TASK DIRECTIONS: Of the entries that follow, how many lines hold the string "true"? Write the number and nothing more.

___ STUDY MATERIAL ___

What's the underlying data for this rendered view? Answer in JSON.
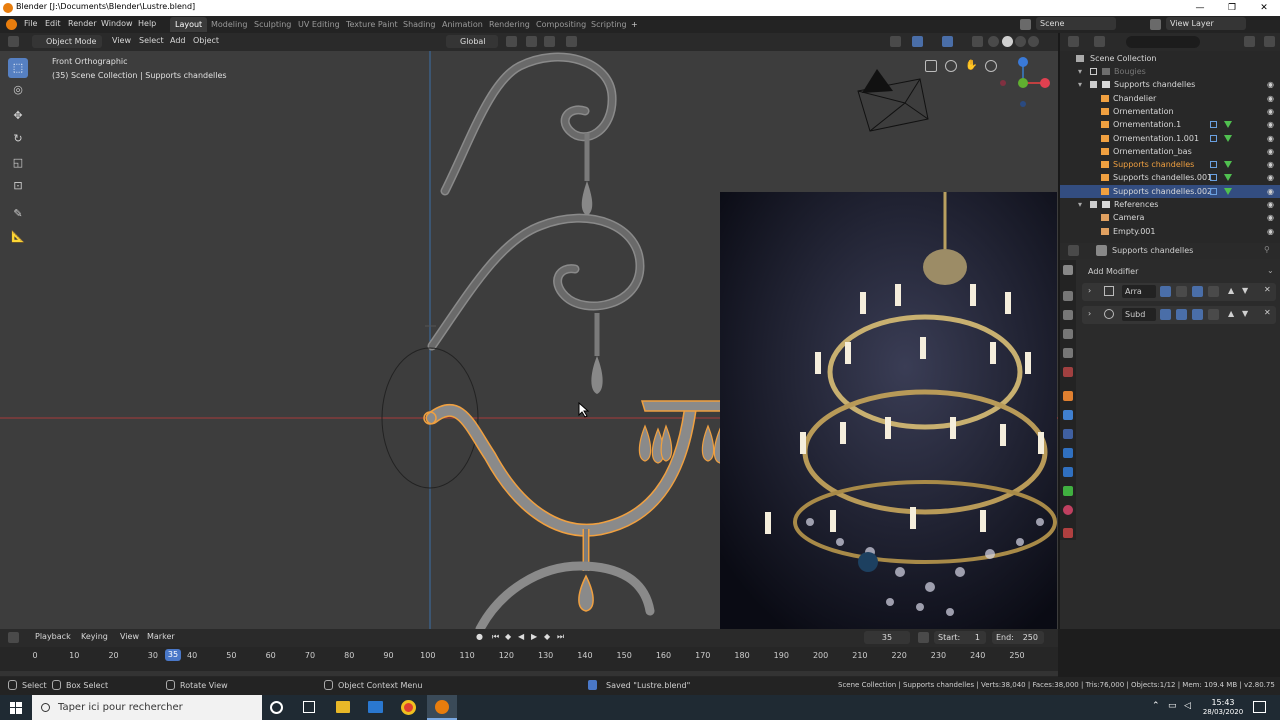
{
  "window": {
    "title": "Blender [J:\\Documents\\Blender\\Lustre.blend]",
    "controls": [
      "—",
      "❐",
      "✕"
    ]
  },
  "menubar": {
    "menus": [
      "File",
      "Edit",
      "Render",
      "Window",
      "Help"
    ],
    "workspaces": [
      "Layout",
      "Modeling",
      "Sculpting",
      "UV Editing",
      "Texture Paint",
      "Shading",
      "Animation",
      "Rendering",
      "Compositing",
      "Scripting"
    ],
    "active_workspace": "Layout",
    "add_tab": "+",
    "scene": "Scene",
    "view_layer": "View Layer"
  },
  "viewport_header": {
    "mode": "Object Mode",
    "menus": [
      "View",
      "Select",
      "Add",
      "Object"
    ],
    "orientation": "Global"
  },
  "viewport": {
    "view_name": "Front Orthographic",
    "collection_info": "(35) Scene Collection | Supports chandelles",
    "background_color": "#3d3d3d",
    "x_axis_color": "#a83a3a",
    "z_axis_color": "#3a6ea8",
    "selection_color": "#f0a040"
  },
  "outliner": {
    "title": "Scene Collection",
    "rows": [
      {
        "label": "Bougies",
        "indent": 2,
        "icon": "collection",
        "dim": true
      },
      {
        "label": "Supports chandelles",
        "indent": 2,
        "icon": "collection"
      },
      {
        "label": "Chandelier",
        "indent": 3,
        "icon": "mesh"
      },
      {
        "label": "Ornementation",
        "indent": 3,
        "icon": "mesh"
      },
      {
        "label": "Ornementation.1",
        "indent": 3,
        "icon": "mesh"
      },
      {
        "label": "Ornementation.1.001",
        "indent": 3,
        "icon": "mesh"
      },
      {
        "label": "Ornementation_bas",
        "indent": 3,
        "icon": "mesh"
      },
      {
        "label": "Supports chandelles",
        "indent": 3,
        "icon": "mesh",
        "highlight": true
      },
      {
        "label": "Supports chandelles.001",
        "indent": 3,
        "icon": "mesh"
      },
      {
        "label": "Supports chandelles.002",
        "indent": 3,
        "icon": "mesh",
        "selected": true
      },
      {
        "label": "References",
        "indent": 2,
        "icon": "collection"
      },
      {
        "label": "Camera",
        "indent": 3,
        "icon": "camera"
      },
      {
        "label": "Empty.001",
        "indent": 3,
        "icon": "empty"
      }
    ]
  },
  "properties": {
    "object_name": "Supports chandelles",
    "add_modifier": "Add Modifier",
    "modifiers": [
      {
        "name": "Arra"
      },
      {
        "name": "Subd"
      }
    ]
  },
  "timeline": {
    "menus": [
      "Playback",
      "Keying",
      "View",
      "Marker"
    ],
    "current_frame": "35",
    "start_label": "Start:",
    "start": "1",
    "end_label": "End:",
    "end": "250",
    "frame_ticks": [
      "0",
      "10",
      "20",
      "30",
      "40",
      "50",
      "60",
      "70",
      "80",
      "90",
      "100",
      "110",
      "120",
      "130",
      "140",
      "150",
      "160",
      "170",
      "180",
      "190",
      "200",
      "210",
      "220",
      "230",
      "240",
      "250"
    ]
  },
  "statusbar": {
    "select": "Select",
    "box_select": "Box Select",
    "rotate_view": "Rotate View",
    "context_menu": "Object Context Menu",
    "saved_message": "Saved \"Lustre.blend\"",
    "stats": "Scene Collection | Supports chandelles | Verts:38,040 | Faces:38,000 | Tris:76,000 | Objects:1/12 | Mem: 109.4 MB | v2.80.75"
  },
  "taskbar": {
    "search_placeholder": "Taper ici pour rechercher",
    "time": "15:43",
    "date": "28/03/2020"
  }
}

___

RESULT BELOW: 3